Reinhold Niebuhr, ever the adept political psychologist, diagnosed this phenomenon in the American psyche better than anyone. The “children of light,” as he referred to them, were sentimental because they tended to view the world simply and in terms of binaries, between the righteous children of light and the children of darkness. But the children of light are naïve and foolish not because they don’t understand the nature of evil in the world, though that is true, but because they don’t understand it in themselves. Niebuhr writes, “It must be understood that the children of light are foolish not merely because they underestimate the power of self-interest among the children of darkness. They underestimate this power among themselves.”

Though we should want politicians who strive with moral purpose and high ideals, we do not want politicians who imagine they are leading a righteous cause to vanquish children of darkness. Such binaries exist in the world, for sure, but all men, as the Apostle Paul declares, “have sinned and fallen short of the glory of God.” Our current politicians seem incapable of exhibiting the least awareness that their moral purity may in fact be a façade.

The recent example of Cory Booker’s demand for an apology from Joe Biden for his comments about working with senators who supported segregation is another example. While personally we may not want to associate or even talk to people who hold such blatantly racist views, politics is different. It requires that we work with people whom we may find morally repugnant in order to advance a policy that we support, or at least try to find some common ground. The essence of democratic politics is compromise. But in the church of purity, there can be no sinners and no compromise with impurity.

The other effect of the disease of self-righteousness that has worked its way into our politics is the inability to appreciate nuance and complexity. The crisis at the border is a complex issue that has been with us for decades. Our immigration policy is broken. The solutions that are politically plausible are not popular. Both sides are using this issue as a political weapon. Democrats are the party of open borders, and Republicans are just cruel and heartless. In reality, though there are profoundly important moral questions at stake, this is basically a political question about how to solve some very serious and complicated questions about our immigration system. But we don’t hear that from the politicians. It’s good versus evil, right versus wrong.

What Christianity should bring to politics and society as a whole is an overwhelming conviction that inordinate self-love may corrupt both ourselves and the broader society. In fact, it does and will continue. But it must start with the individual before we move out into changing the world. People acting to rid the world of injustice without knowing the darkness of their own hearts are dangerous, because they are blind to their own propensity toward injustice.

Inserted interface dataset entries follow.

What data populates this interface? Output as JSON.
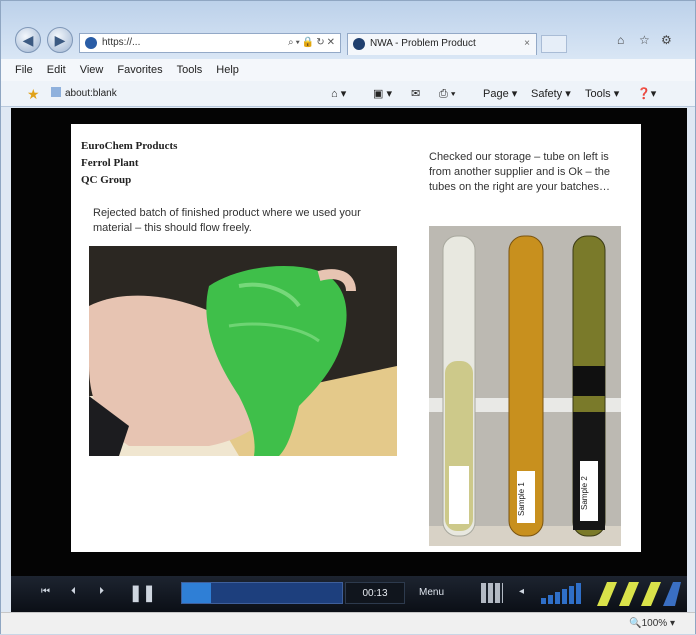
{
  "browser": {
    "address": "https://...",
    "tab_title": "NWA - Problem Product",
    "menu": [
      "File",
      "Edit",
      "View",
      "Favorites",
      "Tools",
      "Help"
    ],
    "favorites_link": "about:blank",
    "commands": [
      "Page ▾",
      "Safety ▾",
      "Tools ▾"
    ],
    "zoom": "100%"
  },
  "slide": {
    "header_lines": [
      "EuroChem Products",
      "Ferrol Plant",
      "QC Group"
    ],
    "caption_left": "Rejected batch of finished product where we used your material – this should flow freely.",
    "caption_right": "Checked our storage – tube on left is from another supplier and is Ok – the tubes on the right are your batches…",
    "tube_labels": [
      "Sample 1",
      "Sample 2"
    ]
  },
  "player": {
    "time": "00:13",
    "menu_label": "Menu",
    "progress_fraction": 0.18
  },
  "colors": {
    "slime": "#3fbf4a",
    "player_progress": "#2f7fd6",
    "brand_logo": "#d9e24a"
  }
}
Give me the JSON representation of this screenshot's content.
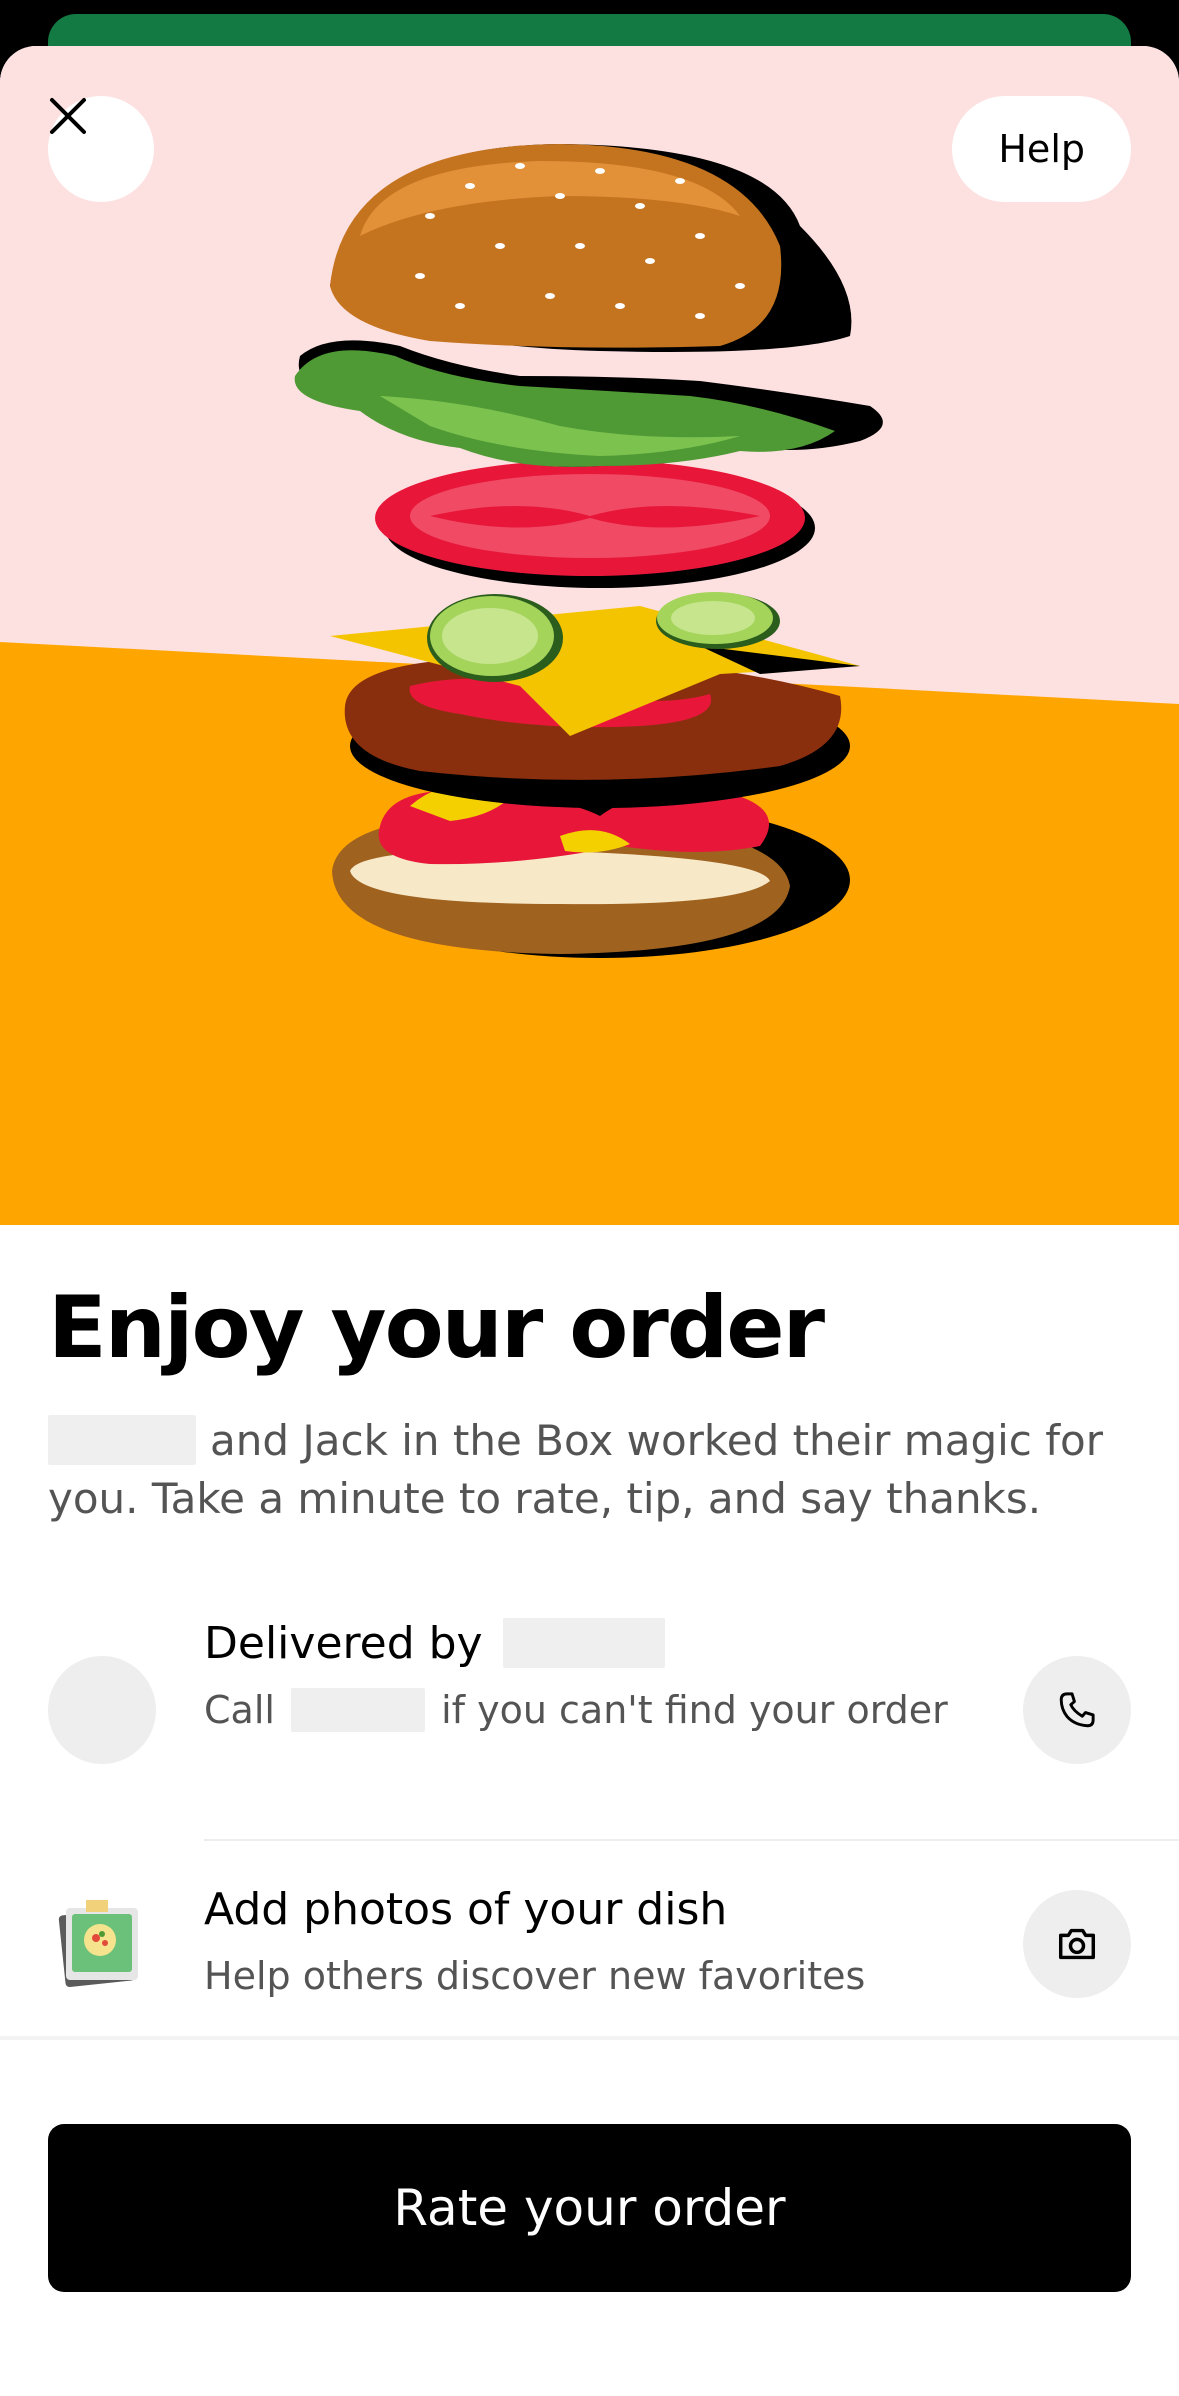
{
  "header": {
    "help_label": "Help"
  },
  "content": {
    "title": "Enjoy your order",
    "subtitle_line": "and Jack in the Box worked their magic for you. Take a minute to rate, tip, and say thanks."
  },
  "courier": {
    "title_prefix": "Delivered by",
    "call_prefix": "Call",
    "call_suffix": "if you can't find your order"
  },
  "photos": {
    "title": "Add photos of your dish",
    "subtitle": "Help others discover new favorites"
  },
  "footer": {
    "cta_label": "Rate your order"
  },
  "colors": {
    "hero_pink": "#fde0e0",
    "hero_orange": "#ffa500",
    "accent_green": "#127a42",
    "cta_background": "#000000"
  },
  "icons": {
    "close": "close-icon",
    "phone": "phone-icon",
    "camera": "camera-icon"
  }
}
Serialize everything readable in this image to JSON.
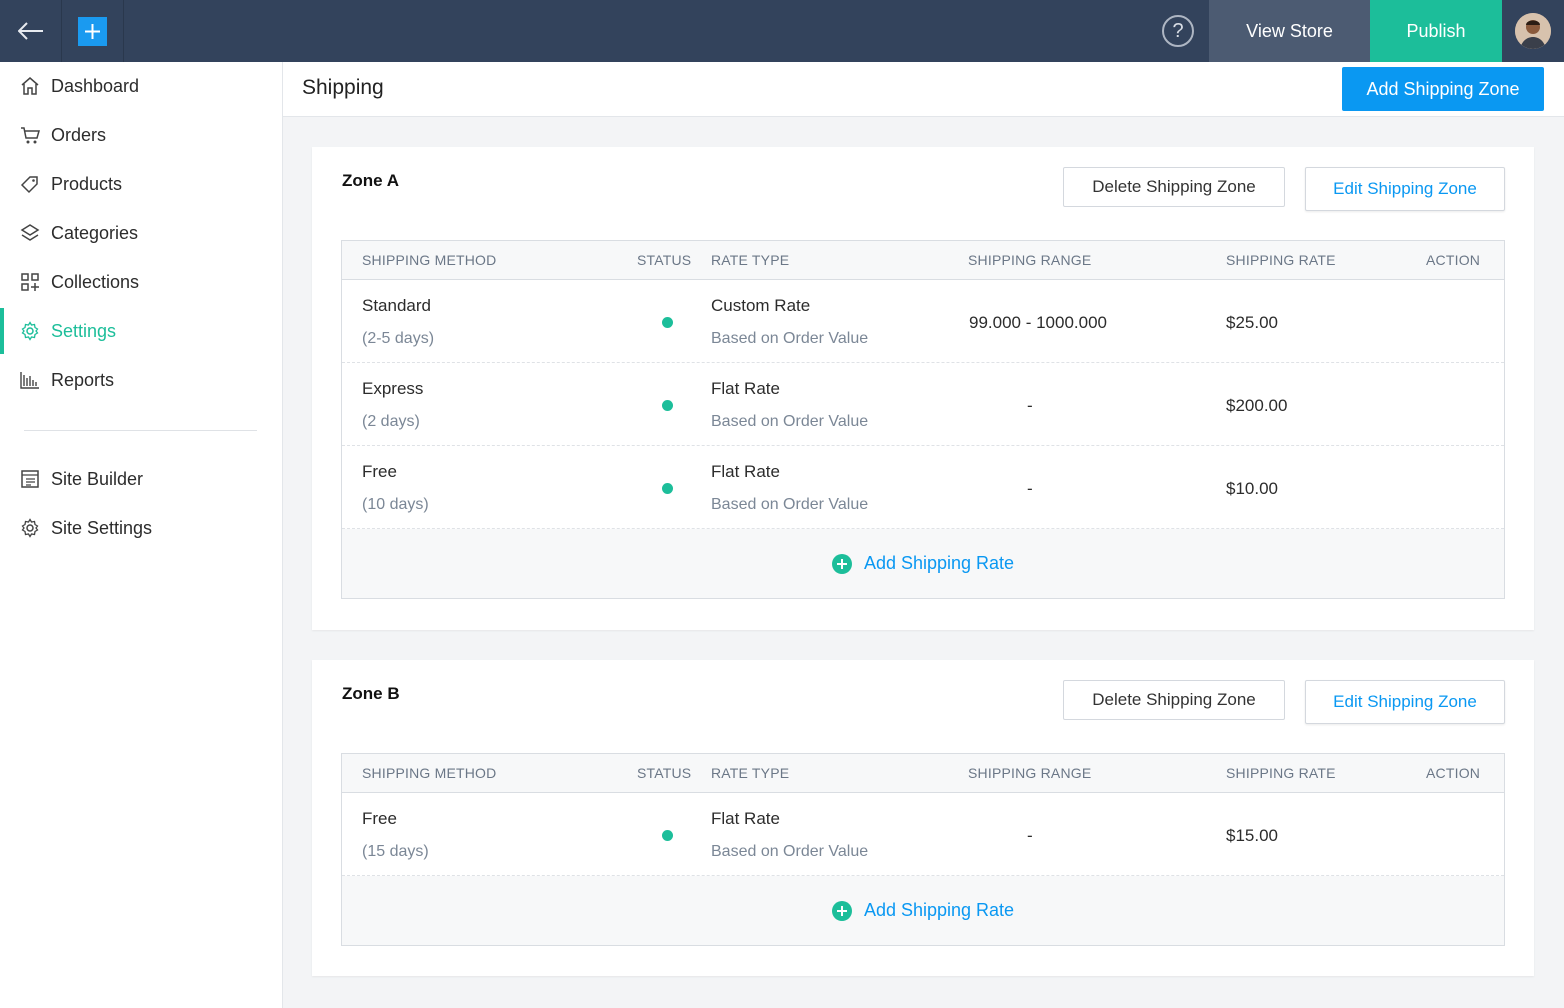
{
  "topbar": {
    "help_label": "?",
    "view_store_label": "View Store",
    "publish_label": "Publish"
  },
  "sidebar": {
    "items": [
      {
        "label": "Dashboard",
        "icon": "home-icon"
      },
      {
        "label": "Orders",
        "icon": "cart-icon"
      },
      {
        "label": "Products",
        "icon": "tag-icon"
      },
      {
        "label": "Categories",
        "icon": "layers-icon"
      },
      {
        "label": "Collections",
        "icon": "grid-icon"
      },
      {
        "label": "Settings",
        "icon": "gear-icon",
        "active": true
      },
      {
        "label": "Reports",
        "icon": "bar-chart-icon"
      }
    ],
    "secondary_items": [
      {
        "label": "Site Builder",
        "icon": "layout-icon"
      },
      {
        "label": "Site Settings",
        "icon": "gear-icon"
      }
    ]
  },
  "header": {
    "title": "Shipping",
    "add_zone_label": "Add Shipping Zone"
  },
  "table_headers": {
    "method": "SHIPPING METHOD",
    "status": "STATUS",
    "rate_type": "RATE TYPE",
    "range": "SHIPPING RANGE",
    "rate": "SHIPPING RATE",
    "action": "ACTION"
  },
  "zones": [
    {
      "name": "Zone A",
      "delete_label": "Delete Shipping Zone",
      "edit_label": "Edit Shipping Zone",
      "add_rate_label": "Add Shipping Rate",
      "rates": [
        {
          "method": "Standard",
          "duration": "(2-5 days)",
          "rate_type": "Custom Rate",
          "rate_basis": "Based on Order Value",
          "range": "99.000 - 1000.000",
          "rate": "$25.00"
        },
        {
          "method": "Express",
          "duration": "(2 days)",
          "rate_type": "Flat Rate",
          "rate_basis": "Based on Order Value",
          "range": "-",
          "rate": "$200.00"
        },
        {
          "method": "Free",
          "duration": "(10 days)",
          "rate_type": "Flat Rate",
          "rate_basis": "Based on Order Value",
          "range": "-",
          "rate": "$10.00"
        }
      ]
    },
    {
      "name": "Zone B",
      "delete_label": "Delete Shipping Zone",
      "edit_label": "Edit Shipping Zone",
      "add_rate_label": "Add Shipping Rate",
      "rates": [
        {
          "method": "Free",
          "duration": "(15 days)",
          "rate_type": "Flat Rate",
          "rate_basis": "Based on Order Value",
          "range": "-",
          "rate": "$15.00"
        }
      ]
    }
  ],
  "colors": {
    "topbar": "#33435c",
    "accent_green": "#1cbe9a",
    "accent_blue": "#0a98f2"
  }
}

Daniel Strand, PhD, is a faculty member in the Air War College. He serves as an assistant professor of ethics in Department of Leadership and Warfighting. Prior to his appointment, he was a postdoctoral fellow at Arizona State University (2015-19) in the History Department and the Program in Political History and Leadership. At the Air War College, he teaches courses on the just war tradition, ethics and leadership, and contemporary political ethics. Strand’s research interests include the political and moral theology of Augustine of Hippo and the Augustinian tradition, ethics and foreign policy, the just war tradition, bioethics, and moral theory. He is the author of the forthcoming Gods of the Nations (Cambridge University Press), a historical study of Augustine’s political theology in City of God. He has published articles and book chapters on Augustine of Hippo, Hannah Arendt, and the ethics of euthanasia. He is a contributing editor at Providence: A Journal of Christianity and American Foreign Policy. He received his BA from the University of Minnesota, MDiv from Gordon-Conwell Theological Seminary, and PhD in religion and ethics from the University of Chicago.

Photo Credit: Alexandria Ocasio-Cortez at SXSW on March 10, 2019. By nrkbeta, via Flickr.